Like every version of the Joker, this one is a sadistic, nihilistic madman who is only concerned with bringing suffering and torment to those around him—particularly Batman. I mean, when the movie starts up with him literally beating a teenager to near death with a blunt instrument and then leaving him to die in a fiery explosion just before he can be saved, you could probably figure that out for yourself. Sure, this depiction of Jason's death probably isn't as bad as what his comic counterpart went through (in the original story, Joker lured Jason in by leading him into finding his mother before leaving them both to die—and in the New 52 retelling, Joker manufactured all the tragedy in Jason's life in a deliberate ploy to create a new sidekick for Batman just to kill him and cause his archenemy grief), but for the standards of the film itself it's pretty damn brutal.
Of course, as you would expect, things don't get any prettier from there. While Red Hood probably has the larger on-screen bodycount of the two of them, Joker utilizes far more brutal methods—gassing several innocent hospital staff in Bosnia, slashing a guy's throat with broken glass, trying to burn all of Red Hood's henchmen alive in order to get his attention—while being way more sadistic along the way, which makes him stick out as far worse. Not to mention the fact it's implied that his actual bodycount is implied to be in the triple digits at least, given that Red Hood makes note of the "graveyards he's filled" and "the thousands who have suffered" while making his point that he should not have been allowed to live as long as he did. Oh yeah, and on top of everything else, it's hinted that he crippled Batgirl like he did in the comics, too. Just in case you thought he hadn't done enough already.
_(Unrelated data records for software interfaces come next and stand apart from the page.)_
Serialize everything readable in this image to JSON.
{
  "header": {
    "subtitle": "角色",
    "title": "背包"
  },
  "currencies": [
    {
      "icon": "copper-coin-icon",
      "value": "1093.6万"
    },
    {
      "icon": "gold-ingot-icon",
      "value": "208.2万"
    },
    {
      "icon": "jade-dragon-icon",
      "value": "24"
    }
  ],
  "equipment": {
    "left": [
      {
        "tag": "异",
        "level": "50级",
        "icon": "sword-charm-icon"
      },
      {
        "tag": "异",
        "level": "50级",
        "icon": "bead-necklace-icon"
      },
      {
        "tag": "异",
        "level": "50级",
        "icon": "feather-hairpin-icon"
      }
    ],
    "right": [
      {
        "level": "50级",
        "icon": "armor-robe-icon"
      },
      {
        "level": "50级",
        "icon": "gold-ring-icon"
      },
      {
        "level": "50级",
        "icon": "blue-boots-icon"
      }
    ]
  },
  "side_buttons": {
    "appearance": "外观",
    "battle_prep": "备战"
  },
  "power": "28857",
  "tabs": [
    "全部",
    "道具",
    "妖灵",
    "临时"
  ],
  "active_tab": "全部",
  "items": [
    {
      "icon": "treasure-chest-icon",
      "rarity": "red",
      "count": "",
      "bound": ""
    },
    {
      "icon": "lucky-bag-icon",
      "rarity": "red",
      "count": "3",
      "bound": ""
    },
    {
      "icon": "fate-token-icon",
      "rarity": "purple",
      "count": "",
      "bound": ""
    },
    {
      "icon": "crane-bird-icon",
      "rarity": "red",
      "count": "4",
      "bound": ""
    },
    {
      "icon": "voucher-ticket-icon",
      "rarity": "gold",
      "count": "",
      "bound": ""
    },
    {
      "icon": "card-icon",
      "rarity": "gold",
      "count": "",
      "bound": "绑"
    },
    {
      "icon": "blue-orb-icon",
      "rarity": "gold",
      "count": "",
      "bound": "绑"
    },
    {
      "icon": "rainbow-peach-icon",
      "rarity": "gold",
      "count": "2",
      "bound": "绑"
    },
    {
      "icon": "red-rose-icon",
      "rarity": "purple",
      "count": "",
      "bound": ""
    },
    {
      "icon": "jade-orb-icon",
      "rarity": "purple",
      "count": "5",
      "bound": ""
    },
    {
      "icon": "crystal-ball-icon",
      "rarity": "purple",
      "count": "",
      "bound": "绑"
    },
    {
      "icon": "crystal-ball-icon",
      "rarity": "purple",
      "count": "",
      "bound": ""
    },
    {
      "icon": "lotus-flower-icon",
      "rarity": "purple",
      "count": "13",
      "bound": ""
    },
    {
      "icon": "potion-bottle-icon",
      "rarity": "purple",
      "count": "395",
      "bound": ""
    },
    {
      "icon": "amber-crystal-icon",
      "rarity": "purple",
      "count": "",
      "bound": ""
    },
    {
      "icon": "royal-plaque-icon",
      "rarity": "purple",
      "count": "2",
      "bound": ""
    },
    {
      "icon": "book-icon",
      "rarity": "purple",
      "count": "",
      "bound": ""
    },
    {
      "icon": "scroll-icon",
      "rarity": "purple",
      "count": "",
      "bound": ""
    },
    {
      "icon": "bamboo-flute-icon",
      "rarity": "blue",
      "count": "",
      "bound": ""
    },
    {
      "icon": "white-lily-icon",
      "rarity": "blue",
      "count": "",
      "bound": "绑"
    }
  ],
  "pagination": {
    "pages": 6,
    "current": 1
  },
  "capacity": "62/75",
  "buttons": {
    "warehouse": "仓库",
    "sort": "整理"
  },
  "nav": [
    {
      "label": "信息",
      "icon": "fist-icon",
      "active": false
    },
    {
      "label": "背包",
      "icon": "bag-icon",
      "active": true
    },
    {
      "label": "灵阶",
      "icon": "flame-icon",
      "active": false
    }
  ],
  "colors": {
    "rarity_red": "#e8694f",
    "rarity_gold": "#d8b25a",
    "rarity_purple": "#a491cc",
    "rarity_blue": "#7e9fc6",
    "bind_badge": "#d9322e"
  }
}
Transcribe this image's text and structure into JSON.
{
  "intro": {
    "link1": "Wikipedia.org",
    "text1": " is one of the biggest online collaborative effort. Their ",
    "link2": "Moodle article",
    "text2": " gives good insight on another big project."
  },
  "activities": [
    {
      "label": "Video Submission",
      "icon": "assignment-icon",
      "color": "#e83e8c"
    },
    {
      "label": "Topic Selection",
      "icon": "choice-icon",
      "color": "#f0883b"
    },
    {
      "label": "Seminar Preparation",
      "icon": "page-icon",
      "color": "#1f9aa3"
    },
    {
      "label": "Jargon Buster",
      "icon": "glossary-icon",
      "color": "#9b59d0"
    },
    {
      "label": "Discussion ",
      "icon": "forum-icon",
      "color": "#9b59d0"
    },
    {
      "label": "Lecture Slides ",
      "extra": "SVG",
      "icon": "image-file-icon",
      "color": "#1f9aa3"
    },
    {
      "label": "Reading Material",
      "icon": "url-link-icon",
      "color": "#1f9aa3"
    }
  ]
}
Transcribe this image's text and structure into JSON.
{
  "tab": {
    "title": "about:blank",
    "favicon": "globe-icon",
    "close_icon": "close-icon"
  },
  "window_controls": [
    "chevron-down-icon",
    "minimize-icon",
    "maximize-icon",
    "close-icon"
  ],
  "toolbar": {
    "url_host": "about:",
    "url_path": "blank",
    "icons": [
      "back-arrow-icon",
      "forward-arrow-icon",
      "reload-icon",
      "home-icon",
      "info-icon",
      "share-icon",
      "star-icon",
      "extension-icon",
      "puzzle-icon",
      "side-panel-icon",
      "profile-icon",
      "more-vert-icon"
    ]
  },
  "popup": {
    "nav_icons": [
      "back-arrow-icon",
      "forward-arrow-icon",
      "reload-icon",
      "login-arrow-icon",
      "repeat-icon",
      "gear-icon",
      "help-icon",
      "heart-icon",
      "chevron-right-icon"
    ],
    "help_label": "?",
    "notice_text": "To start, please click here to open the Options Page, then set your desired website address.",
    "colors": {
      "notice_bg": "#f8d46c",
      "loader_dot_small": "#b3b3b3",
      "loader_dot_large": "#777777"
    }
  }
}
Joker and Red Hood are the main antagonists of the movie, so obviously they set it. Though, as previously said, Joker is obviously the worse of the two due to his sadism and lack of anything regarding human empathy. Red Hood, despite being a murderer and violent crime lord, at least shows some care for his former mentor as well as some signs of morality (he threatens to kill his minions if they sell drugs to children, for example). Joker, meanwhile, does everything he does without a hint of morality or a shred of guilt.
The only other villains of the movie are Ra's al Ghul and Black Mask, but they fail to make much of an impact compared to them. Ra's is a global terrorist who tried to destroy the economy and has killed countless people (off-screen), but he genuinely regretted his role in Jason's death/subsequent revival, and even stopped his war with Batman over it. Black Mask is worse (and actually is PE in the comics), but doesn't actively do much compared to Joker or Red Hood. The most he does in the story is beat the snot out of his minions when angry and later has his men kill an innocent security guard while making his way to Arkham. That's about it.
I think we've been over how much of a monster Joker is by now, so there's no need for much detail on this. The one thing Joker has to possibly prevent him from qualifying is his seemingly tragic backstory as the Red Hood, but we never get many details about that and it isn't played or sympathy. Plus, Joker is shown to clearly remember who he used to be and this has no effect upon his current behavior, which negates the whole created by tragedy thing anyway.
Chalk up this version of the Joker onto the PE template with the others, because he definitely hits the mark.
With a crowbar, no less.